This is a shoe. A high heeled one. Really!
It took me a few minutes to figure out how this is, first, a shoe; and second, how it's a high heeled style. It wasn't shown with a foot actually in it and that nearly broke my brain. Once I realised it wasn't meant to be wrapped around the ankle or manipulated in any way to fit the shape of the foot, I could see that the ball of the foot goes on the flat part in the front, and the heel sits on that little ledge with the back and side panel. Seems so obvious when I describe it that way.
So what is it? It's the Mojito, a prototype made by Julian Hakes, a British architect who wanted to challenge our perception that shoes should look a certain way. "Most shoes are designed from the outside in - they are designed to look good on the foot," says Hakes. "'As an architect I did the opposite and designed them from the inside out - I looked at how the foot moves, how it transfers the body's load. For me, it wasn't much different from designing a bridge." I bet it was quicker, though.

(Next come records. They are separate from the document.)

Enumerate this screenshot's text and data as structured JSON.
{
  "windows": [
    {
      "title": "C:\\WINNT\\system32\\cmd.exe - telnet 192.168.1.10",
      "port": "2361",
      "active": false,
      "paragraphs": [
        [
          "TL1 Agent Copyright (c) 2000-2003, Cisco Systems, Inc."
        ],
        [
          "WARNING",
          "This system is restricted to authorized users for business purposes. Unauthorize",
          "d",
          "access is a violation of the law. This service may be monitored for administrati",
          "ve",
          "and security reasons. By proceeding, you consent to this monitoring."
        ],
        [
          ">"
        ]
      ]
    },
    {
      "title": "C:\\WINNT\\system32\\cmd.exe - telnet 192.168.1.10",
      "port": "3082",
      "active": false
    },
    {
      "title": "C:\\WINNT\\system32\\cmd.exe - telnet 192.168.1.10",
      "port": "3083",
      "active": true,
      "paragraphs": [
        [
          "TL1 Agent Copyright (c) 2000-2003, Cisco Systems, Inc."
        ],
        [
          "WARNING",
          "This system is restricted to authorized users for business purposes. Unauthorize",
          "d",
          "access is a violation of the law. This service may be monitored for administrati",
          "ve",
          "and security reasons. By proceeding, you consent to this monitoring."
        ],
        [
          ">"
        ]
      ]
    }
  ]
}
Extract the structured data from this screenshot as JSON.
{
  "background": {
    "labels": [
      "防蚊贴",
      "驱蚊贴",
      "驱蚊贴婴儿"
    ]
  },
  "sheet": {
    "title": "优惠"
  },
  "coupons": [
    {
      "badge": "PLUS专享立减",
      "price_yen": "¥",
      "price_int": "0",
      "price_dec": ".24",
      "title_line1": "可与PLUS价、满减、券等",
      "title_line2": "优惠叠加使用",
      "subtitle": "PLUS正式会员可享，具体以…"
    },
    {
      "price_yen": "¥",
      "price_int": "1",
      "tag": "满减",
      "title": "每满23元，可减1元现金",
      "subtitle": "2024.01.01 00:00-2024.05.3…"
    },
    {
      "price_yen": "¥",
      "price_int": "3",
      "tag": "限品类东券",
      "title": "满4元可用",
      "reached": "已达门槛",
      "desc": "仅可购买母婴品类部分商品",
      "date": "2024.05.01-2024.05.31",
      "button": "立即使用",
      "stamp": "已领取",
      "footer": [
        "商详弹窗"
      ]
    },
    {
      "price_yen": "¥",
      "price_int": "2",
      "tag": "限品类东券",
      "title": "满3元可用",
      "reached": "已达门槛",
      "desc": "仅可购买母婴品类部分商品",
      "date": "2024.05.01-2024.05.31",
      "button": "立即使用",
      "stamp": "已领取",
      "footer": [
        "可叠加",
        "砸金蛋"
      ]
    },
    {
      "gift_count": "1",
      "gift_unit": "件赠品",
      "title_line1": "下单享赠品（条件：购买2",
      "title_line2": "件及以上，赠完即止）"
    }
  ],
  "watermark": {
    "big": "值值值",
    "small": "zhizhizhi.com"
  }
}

The first thing we notice is there is no foot plate. The shoe supports only the ball and heel which Hakes says is perfectly functional and makes the wearer feel like she's walking on air. It protects the ball and the heel, "that's where the load is transferred when you walk."
The final design is made of carbon fibre, leather and rubber - are you also wondering how the heel of the shoe supports the heel of the foot and whether that's good for it? Not to worry. Hakes says "It's not artificially supporting your foot where it doesn't need support so it's good for core stability." I believe it but I'd love to see it. Better yet - take a pair for a little trot around the house.
There are currently no plans to mass produce the shoe but Hakes is making them on a one-off basis to meet individual requests. Too bad, it would be a nice change to the chunky, everything-but-the-kitchen-sink styles dominating right now. (I'm not complaining, I love those. Just sayin'. Contrast is good.)
Source: The Daily Mail